*** Opening DATASET RECORDS ***

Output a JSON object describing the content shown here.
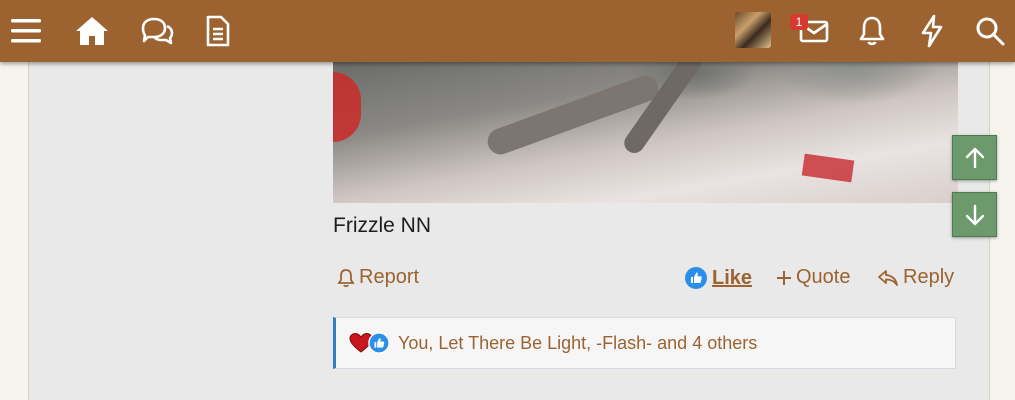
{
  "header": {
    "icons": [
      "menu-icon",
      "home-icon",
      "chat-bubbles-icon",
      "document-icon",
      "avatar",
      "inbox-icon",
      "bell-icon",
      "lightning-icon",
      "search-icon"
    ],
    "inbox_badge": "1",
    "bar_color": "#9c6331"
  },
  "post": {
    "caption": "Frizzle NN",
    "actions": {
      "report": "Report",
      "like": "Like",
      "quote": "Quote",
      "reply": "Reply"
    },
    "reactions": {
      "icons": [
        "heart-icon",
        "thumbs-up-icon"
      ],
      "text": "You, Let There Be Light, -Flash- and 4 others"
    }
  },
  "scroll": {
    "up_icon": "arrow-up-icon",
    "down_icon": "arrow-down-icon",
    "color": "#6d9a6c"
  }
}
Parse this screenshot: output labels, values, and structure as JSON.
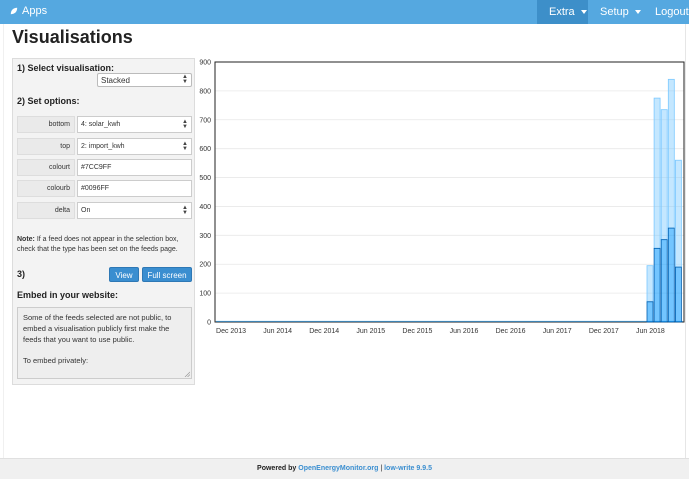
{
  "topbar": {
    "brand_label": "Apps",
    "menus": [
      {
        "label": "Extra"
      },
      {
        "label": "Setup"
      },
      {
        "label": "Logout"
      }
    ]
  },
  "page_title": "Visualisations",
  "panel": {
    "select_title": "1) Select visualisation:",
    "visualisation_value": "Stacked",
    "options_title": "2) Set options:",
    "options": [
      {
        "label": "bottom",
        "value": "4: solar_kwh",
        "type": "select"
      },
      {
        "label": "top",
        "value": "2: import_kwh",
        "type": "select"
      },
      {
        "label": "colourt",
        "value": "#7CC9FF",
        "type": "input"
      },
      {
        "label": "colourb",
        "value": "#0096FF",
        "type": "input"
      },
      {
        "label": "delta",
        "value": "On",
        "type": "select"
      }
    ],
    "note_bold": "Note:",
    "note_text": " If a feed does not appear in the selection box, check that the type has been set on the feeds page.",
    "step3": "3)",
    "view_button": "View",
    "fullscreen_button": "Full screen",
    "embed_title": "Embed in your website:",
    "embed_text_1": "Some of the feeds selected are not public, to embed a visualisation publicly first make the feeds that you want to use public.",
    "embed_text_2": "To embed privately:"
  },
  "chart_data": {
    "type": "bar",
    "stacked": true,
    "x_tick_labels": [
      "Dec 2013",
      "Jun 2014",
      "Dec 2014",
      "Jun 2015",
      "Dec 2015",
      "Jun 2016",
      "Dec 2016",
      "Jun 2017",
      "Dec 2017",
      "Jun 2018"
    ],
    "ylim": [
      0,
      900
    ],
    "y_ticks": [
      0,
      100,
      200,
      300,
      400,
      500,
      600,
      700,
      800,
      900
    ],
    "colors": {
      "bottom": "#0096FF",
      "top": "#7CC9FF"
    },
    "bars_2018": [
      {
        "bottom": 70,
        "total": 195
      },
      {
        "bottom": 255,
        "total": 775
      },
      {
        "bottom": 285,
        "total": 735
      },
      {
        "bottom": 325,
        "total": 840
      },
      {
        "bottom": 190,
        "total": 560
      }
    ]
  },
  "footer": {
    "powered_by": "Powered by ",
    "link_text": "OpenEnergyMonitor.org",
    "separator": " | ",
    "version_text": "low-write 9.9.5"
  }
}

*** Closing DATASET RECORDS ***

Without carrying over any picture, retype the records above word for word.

→ EXERCISE SOLUTION:
Output a JSON object describing the content shown here.
{
  "header": {
    "icons": [
      "menu-icon",
      "home-icon",
      "chat-bubbles-icon",
      "document-icon",
      "avatar",
      "inbox-icon",
      "bell-icon",
      "lightning-icon",
      "search-icon"
    ],
    "inbox_badge": "1",
    "bar_color": "#9c6331"
  },
  "post": {
    "caption": "Frizzle NN",
    "actions": {
      "report": "Report",
      "like": "Like",
      "quote": "Quote",
      "reply": "Reply"
    },
    "reactions": {
      "icons": [
        "heart-icon",
        "thumbs-up-icon"
      ],
      "text": "You, Let There Be Light, -Flash- and 4 others"
    }
  },
  "scroll": {
    "up_icon": "arrow-up-icon",
    "down_icon": "arrow-down-icon",
    "color": "#6d9a6c"
  }
}
Parse this screenshot: output labels, values, and structure as JSON.
{
  "topbar": {
    "brand_label": "Apps",
    "menus": [
      {
        "label": "Extra"
      },
      {
        "label": "Setup"
      },
      {
        "label": "Logout"
      }
    ]
  },
  "page_title": "Visualisations",
  "panel": {
    "select_title": "1) Select visualisation:",
    "visualisation_value": "Stacked",
    "options_title": "2) Set options:",
    "options": [
      {
        "label": "bottom",
        "value": "4: solar_kwh",
        "type": "select"
      },
      {
        "label": "top",
        "value": "2: import_kwh",
        "type": "select"
      },
      {
        "label": "colourt",
        "value": "#7CC9FF",
        "type": "input"
      },
      {
        "label": "colourb",
        "value": "#0096FF",
        "type": "input"
      },
      {
        "label": "delta",
        "value": "On",
        "type": "select"
      }
    ],
    "note_bold": "Note:",
    "note_text": " If a feed does not appear in the selection box, check that the type has been set on the feeds page.",
    "step3": "3)",
    "view_button": "View",
    "fullscreen_button": "Full screen",
    "embed_title": "Embed in your website:",
    "embed_text_1": "Some of the feeds selected are not public, to embed a visualisation publicly first make the feeds that you want to use public.",
    "embed_text_2": "To embed privately:"
  },
  "chart_data": {
    "type": "bar",
    "stacked": true,
    "x_tick_labels": [
      "Dec 2013",
      "Jun 2014",
      "Dec 2014",
      "Jun 2015",
      "Dec 2015",
      "Jun 2016",
      "Dec 2016",
      "Jun 2017",
      "Dec 2017",
      "Jun 2018"
    ],
    "ylim": [
      0,
      900
    ],
    "y_ticks": [
      0,
      100,
      200,
      300,
      400,
      500,
      600,
      700,
      800,
      900
    ],
    "colors": {
      "bottom": "#0096FF",
      "top": "#7CC9FF"
    },
    "bars_2018": [
      {
        "bottom": 70,
        "total": 195
      },
      {
        "bottom": 255,
        "total": 775
      },
      {
        "bottom": 285,
        "total": 735
      },
      {
        "bottom": 325,
        "total": 840
      },
      {
        "bottom": 190,
        "total": 560
      }
    ]
  },
  "footer": {
    "powered_by": "Powered by ",
    "link_text": "OpenEnergyMonitor.org",
    "separator": " | ",
    "version_text": "low-write 9.9.5"
  }
}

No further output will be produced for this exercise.